When it comes to consequences due to changes to Awards, one distinct change is that temperature becomes a more neglected end game requirement. No longer is it beneficial to have an excess of heat resources at the end of the game for the absent Thermalist Award. As with any game of Terraforming Mars only a slight alteration to how quickly one of the parameters rises can affect what cards can be played, thus changing the direction the game takes. On top of this a few of Elysium’s awards can almost force players into sub-optimal tile placements. Desert Settler for example, where players endeavour to place tiles in the bottom four hexagon rows, causes the more baron area of the board to be fought over. At the same time Estate Dealer, for controlling hexagons adjacent to bodies of water, sees ocean tile placement become as key as other tiles. By having awards based upon placement the points earnt from map placement is often reduced, though it is recuperated via awards if you win them!

For all their greatness it is somewhat of a shame that the new milestones and awards cannot be applied to the original board. A selection refer to specific features of the maps, such as Polar Explorer, but with some adjustment it would have been nice to get that extra touch of variability from the expansion: an expansion which is at the end of the day only a double-sided game board. No new corporations or cards are included, not even Hellas & Elysium specific reworks of Noctis City and Lava Flow. This could have easily rectified the tiny issue of players having to double check the rules for these tiles, without adding significant cost to the expansions production.

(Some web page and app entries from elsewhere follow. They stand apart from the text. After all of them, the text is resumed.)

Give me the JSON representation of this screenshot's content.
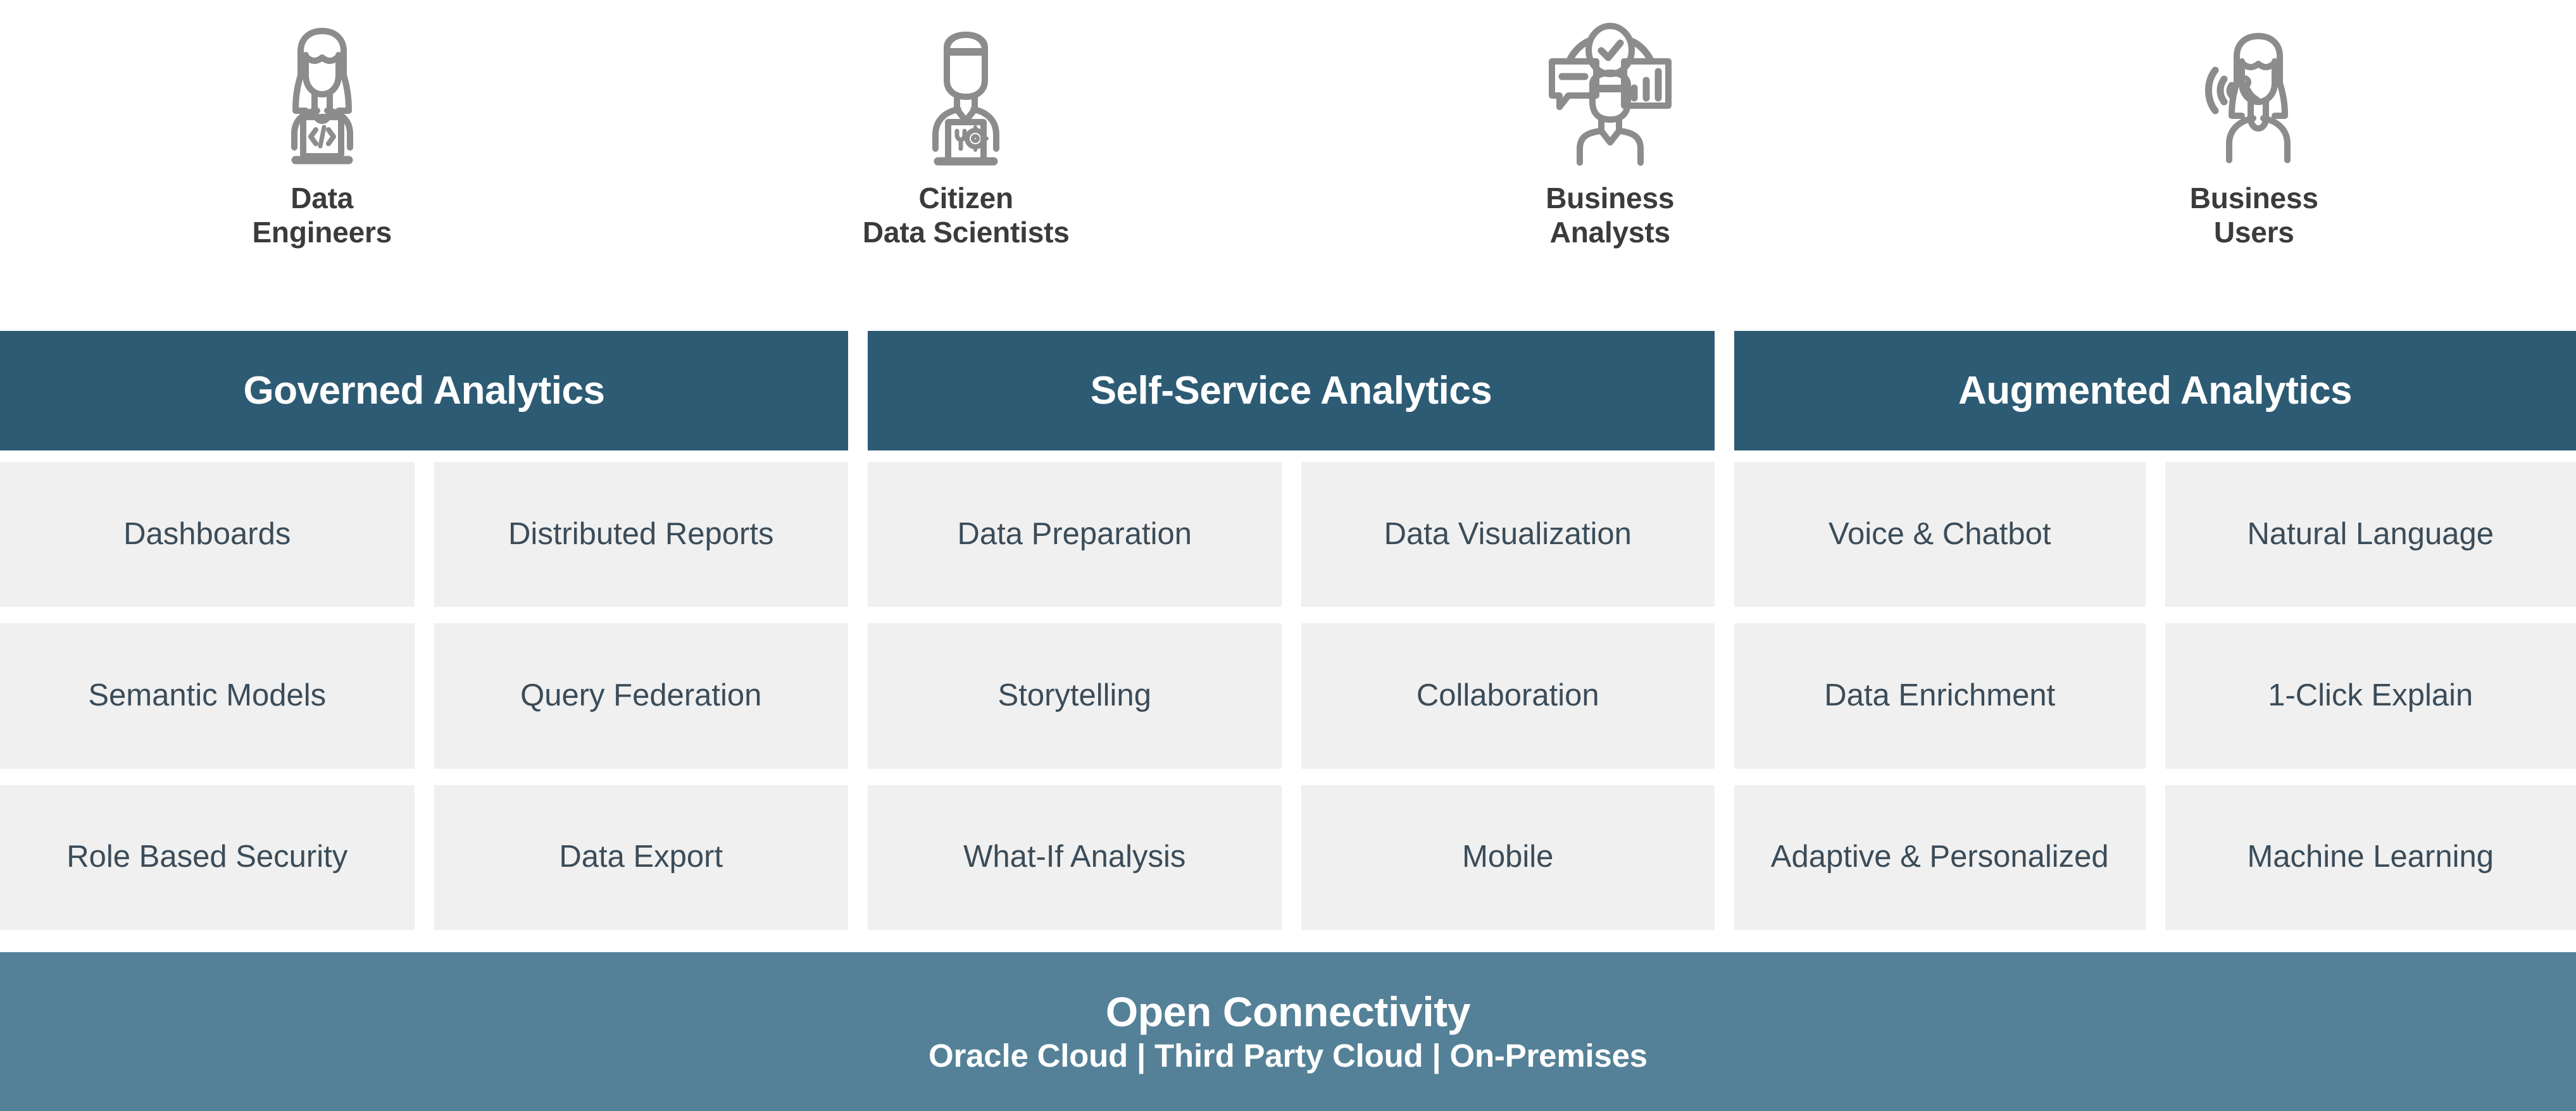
{
  "colors": {
    "header_teal": "#2D5B74",
    "footer_blue": "#548197",
    "tile_bg": "#F0F0F0",
    "tile_text": "#3B4C59",
    "icon_gray": "#8C8C8C",
    "persona_text": "#3B3B3B",
    "page_bg": "#FFFFFF"
  },
  "personas": [
    {
      "icon": "data-engineer-icon",
      "line1": "Data",
      "line2": "Engineers"
    },
    {
      "icon": "citizen-data-scientist-icon",
      "line1": "Citizen",
      "line2": "Data Scientists"
    },
    {
      "icon": "business-analyst-icon",
      "line1": "Business",
      "line2": "Analysts"
    },
    {
      "icon": "business-user-icon",
      "line1": "Business",
      "line2": "Users"
    }
  ],
  "groups": [
    {
      "title": "Governed Analytics",
      "rows": [
        [
          "Dashboards",
          "Distributed Reports"
        ],
        [
          "Semantic Models",
          "Query Federation"
        ],
        [
          "Role Based Security",
          "Data Export"
        ]
      ]
    },
    {
      "title": "Self-Service Analytics",
      "rows": [
        [
          "Data Preparation",
          "Data Visualization"
        ],
        [
          "Storytelling",
          "Collaboration"
        ],
        [
          "What-If Analysis",
          "Mobile"
        ]
      ]
    },
    {
      "title": "Augmented Analytics",
      "rows": [
        [
          "Voice & Chatbot",
          "Natural Language"
        ],
        [
          "Data Enrichment",
          "1-Click Explain"
        ],
        [
          "Adaptive & Personalized",
          "Machine Learning"
        ]
      ]
    }
  ],
  "footer": {
    "title": "Open Connectivity",
    "subtitle": "Oracle Cloud | Third Party Cloud | On-Premises"
  }
}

Terraforming Mars Hellas & Elysium is an expansion aimed directly at the fans of the base game, that are at least on the cusp of double figure playthroughs. As usual, the cards that come out and how the global parameters are affected can shape the way a game goes. This isn’t to say players won’t want to or have to adapt their playstyles to hit the new awards and milestones, which are the real crown jewel of the expansion. These boards add in a decent variation from the base game that make it worthwhile for those that continually play, spicing up the game rather than drastically changing it. Therefore, those whom thought of the base game of Terraforming Mars as an epic experience you’ll enjoy the Hellas & Elysium expansion, otherwise it won’t do enough to alter your mind.

[Editor’s Note: Terraforming Mars: Hellas & Elysium was provided to us by Asmodee UK for review purposes. The game is currently available on 365 Games for £18.99. It is also available from local UK board game stores, find your local store here]